The headline grabber, however, was the artist Beeple. A work by the artist, whose real name is Mike Winkelmann, was sold as an NFT by auction house Christie’s for a mind-boggling US$69 million. The art, Everydays: The First 5000 Days, is a collage of individual images Beeple took daily starting 2007 and continued for 5,000 days over 13 years. Christie’s also said that the NFT sale was the first by a “major” auction house and was a new record for digital art.

The value of NFTs is constantly on the rise, with more and more prominent names joining in on the bandwagon.

How to create, buy and sell NFTs + where to buy them

Creating an NFT is easy. If you are an artist and have a digital work of yours to sell, the first step is to pick the blockchain.

As stated earlier, Ethereum is the most favoured and records the maximum transactions with Ether. If you want your work listed on Ethereum, you need to have Ether because it requires a fee.

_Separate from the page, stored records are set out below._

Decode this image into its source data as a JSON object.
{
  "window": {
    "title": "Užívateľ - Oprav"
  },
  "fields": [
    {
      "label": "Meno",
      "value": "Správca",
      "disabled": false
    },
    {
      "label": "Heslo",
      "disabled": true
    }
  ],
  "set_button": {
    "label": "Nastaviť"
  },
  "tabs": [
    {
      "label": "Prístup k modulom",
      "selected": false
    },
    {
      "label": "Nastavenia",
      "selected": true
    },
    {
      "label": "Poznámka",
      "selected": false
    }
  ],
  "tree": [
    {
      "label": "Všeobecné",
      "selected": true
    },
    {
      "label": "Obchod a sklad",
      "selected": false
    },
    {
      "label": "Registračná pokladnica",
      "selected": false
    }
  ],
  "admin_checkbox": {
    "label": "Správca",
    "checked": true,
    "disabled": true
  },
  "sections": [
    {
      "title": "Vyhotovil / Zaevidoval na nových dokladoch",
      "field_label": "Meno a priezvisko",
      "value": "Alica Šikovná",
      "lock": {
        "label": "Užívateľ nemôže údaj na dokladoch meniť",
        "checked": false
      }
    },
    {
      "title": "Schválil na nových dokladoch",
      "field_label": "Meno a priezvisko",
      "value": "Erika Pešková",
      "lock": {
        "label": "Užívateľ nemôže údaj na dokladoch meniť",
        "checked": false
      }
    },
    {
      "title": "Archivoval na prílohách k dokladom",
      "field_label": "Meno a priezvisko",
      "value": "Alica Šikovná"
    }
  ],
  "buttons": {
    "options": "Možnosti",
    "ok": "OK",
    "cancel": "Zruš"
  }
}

The listing process will be different on other marketplaces.

Once the token is created, you can either mark a set price for your work or leave it for bidding. In any case, you need to have a digital wallet and specify any conditions on future selling and royalties.

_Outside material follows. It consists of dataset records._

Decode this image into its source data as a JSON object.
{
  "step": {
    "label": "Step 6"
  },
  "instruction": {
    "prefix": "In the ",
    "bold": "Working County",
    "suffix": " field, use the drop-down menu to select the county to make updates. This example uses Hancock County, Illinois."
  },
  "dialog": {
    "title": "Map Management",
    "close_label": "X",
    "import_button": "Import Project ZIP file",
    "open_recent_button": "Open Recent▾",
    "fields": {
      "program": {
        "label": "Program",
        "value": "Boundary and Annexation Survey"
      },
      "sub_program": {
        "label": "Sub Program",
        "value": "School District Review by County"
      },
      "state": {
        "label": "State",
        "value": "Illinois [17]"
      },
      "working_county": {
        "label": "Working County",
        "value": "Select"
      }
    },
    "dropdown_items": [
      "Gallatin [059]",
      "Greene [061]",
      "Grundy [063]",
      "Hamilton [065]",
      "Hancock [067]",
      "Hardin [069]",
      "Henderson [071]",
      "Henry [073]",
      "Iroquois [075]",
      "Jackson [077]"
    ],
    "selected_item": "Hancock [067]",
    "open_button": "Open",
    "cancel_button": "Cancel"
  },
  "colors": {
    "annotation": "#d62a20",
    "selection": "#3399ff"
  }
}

For buyers, the process is simple: bid the highest or pay what is asked. An NFT is a speculative asset for a buyer. This means that the buyer can hope for the price to rise substantially to generate a profit on resale. Again, buyers, too, must have a cryptocurrency of the preferred kind to make the purchase and a digital wallet to store NFTs after they are bought. Moreover, exchanges may charge a transaction fee or percentage of the transaction, which has to be paid by the buyer.

Among NFT marketplaces are, where the listing is free. Then, there is Foundation, where artists can list their items only if they have received enough upvotes from other artists on the platform or have been invited. Nyan Cat was sold on the Foundation platform. Others include Rarible, CryptoPunks, Sorare and Axie Infinity.

Is buying NFTs safe and should you invest?

This is a bit tricky to answer since NFTs are a fairly new phenomenon. No one knows or can conclusively predict its future.

Take cryptocurrency as an example. It is still one of the most sought-after financial investments in the world but with governments increasingly coming down hard on it, no one knows what lies in the future.

Since NFTs exist on blockchain, similar to cryptocurrencies, it is also a contributor to global warming, as they are bought and sold using cryptocurrencies. ArtStation had to shelve its plans for an NFT platform after being criticised by those concerned about climate change. It issued a statement apologising for causing “negative emotions”.

There is a genuine fear of ‘bubble-burst’. Even Beeple aired its concerns to BBC saying that the current level of NFTs might already be a bubble.

Add to this the chance of you buying a stolen artwork that has been fraudulently tokenised. In April 2021, an artwork by digital artist Qing Han was created by fraudsters as an NFT, just over a year after her death. Thankfully, alert social media users forced Twinci, the platform hosting it, to take it down.

In a bid to protect its artists and thus prevent a fraudulent sale of NFT, the American online art community, DeviantArt, recently introduced an AI tool to detect any artwork listed on NFT platforms that may have been stolen from its database.

As for the value of an NFT, it completely depends on its demand. If no one else other than you likes a work you have bought, you have no chance at reselling it.

Taxes are another matter to think about. NFTs can fall under capital gains taxes. They may not be exempted like other items subject to capital gains are, as they are collectables. You need to study your country’s law before investing in NFTs.

The risk, without a doubt, is certainly high for new investors. So, do in-depth research, considering all risks involved. You may also seek advice from friends who have invested in NFTs or an expert in the field.

(Main and Featured images: CryptoKitties/Twitter)

This story first appeared on Lifestyle Asia Singapore.

The post Your guide to NFTs — and why some are worth millions appeared first on Prestige Online – Singapore.